The Health Protection Agency has said there has been a sharp increase in cases country-wide, but while Northamptonshire is following this trend, it is not considered a hotbed for the disease.

Dr Karthic Paranthaman, consultant for the Health Protection Agency in Northamptonshire, said: “What we are seeing in Northamptonshire follows a pattern across the country.

“Northamptonshire is not a hotspot, it has not seen an exceptional increase like some areas.

“Whooping cough tends to peak in cycles every three or four years and we could be seeing that now.

“Doctors are becoming more aware of it and diagnosing more people too.”

At of the end of last week, there had been 209 clinically diagnosed cases in the East Midlands.

The main symptoms of the disease are severe coughing fits, which in babies and younger children, are accompanied by a “whooping” sound as the people gasp for breath after coughing. It can affect people of all ages.

Newborn babies are advised to get vaccinated for whooping cough from two months of age, but if they catch it before vaccination, it could make them seriously ill.

Dr Paranthaman said: “We’ve been talking to GPs and people who have been affected by the cough to see who they have been around to minimise the risk.

“We’ve not had any cases of outbreaks in schools in the county so far this year though.

“We have tried to visit schools to raise awareness of the disease.

“If people have a serious cough for about a week, and don’t think it’s flu, they should consult their GP if it is persistent.

“If a newborn child is exposed to it the outcome could be pretty horrible.

“Anyone who thinks they could have the disease should avoid contact with young children, as you would do with most diseases.

“But I think the statistics are only the tip of the iceberg as not everyone gets diagnosed who has it.”

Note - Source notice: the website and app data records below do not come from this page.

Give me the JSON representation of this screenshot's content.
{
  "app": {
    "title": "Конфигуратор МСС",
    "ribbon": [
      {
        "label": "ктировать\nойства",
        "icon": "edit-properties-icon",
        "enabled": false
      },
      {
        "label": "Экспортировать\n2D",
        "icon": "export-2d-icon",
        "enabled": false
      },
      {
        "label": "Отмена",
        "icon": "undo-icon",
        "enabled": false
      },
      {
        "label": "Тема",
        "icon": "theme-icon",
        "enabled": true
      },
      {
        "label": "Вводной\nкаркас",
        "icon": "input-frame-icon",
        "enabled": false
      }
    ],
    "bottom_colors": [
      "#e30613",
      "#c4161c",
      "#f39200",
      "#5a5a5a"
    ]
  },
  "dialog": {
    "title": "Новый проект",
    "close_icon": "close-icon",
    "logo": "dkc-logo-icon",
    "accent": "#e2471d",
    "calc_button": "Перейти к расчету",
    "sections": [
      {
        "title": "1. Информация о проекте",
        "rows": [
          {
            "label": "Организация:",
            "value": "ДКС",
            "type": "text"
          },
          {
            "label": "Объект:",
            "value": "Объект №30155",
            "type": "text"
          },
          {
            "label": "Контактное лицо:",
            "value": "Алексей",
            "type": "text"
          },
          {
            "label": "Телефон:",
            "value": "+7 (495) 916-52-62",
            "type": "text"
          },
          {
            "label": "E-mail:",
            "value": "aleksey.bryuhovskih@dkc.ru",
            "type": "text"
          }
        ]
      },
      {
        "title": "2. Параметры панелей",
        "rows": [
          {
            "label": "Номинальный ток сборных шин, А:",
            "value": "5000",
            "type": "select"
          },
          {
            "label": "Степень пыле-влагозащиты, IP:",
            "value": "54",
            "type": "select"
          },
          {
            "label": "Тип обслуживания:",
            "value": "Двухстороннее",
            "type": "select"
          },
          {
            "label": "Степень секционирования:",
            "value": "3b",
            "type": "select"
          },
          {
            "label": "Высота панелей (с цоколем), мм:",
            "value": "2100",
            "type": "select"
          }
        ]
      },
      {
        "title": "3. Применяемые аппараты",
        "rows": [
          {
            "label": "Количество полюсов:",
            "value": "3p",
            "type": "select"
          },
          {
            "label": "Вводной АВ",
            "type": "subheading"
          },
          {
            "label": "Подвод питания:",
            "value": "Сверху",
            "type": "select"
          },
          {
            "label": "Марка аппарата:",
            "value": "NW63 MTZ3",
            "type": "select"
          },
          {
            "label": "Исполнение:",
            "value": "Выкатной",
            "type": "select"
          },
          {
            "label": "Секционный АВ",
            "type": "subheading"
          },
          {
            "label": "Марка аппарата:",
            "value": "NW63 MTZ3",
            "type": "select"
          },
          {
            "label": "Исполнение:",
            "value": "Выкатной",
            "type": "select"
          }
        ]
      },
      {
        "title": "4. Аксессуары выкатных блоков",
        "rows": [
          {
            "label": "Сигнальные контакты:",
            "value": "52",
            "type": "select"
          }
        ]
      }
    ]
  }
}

Between January and April 22 last year, there were only 51 cases of whooping cough reported in the whole East Midlands.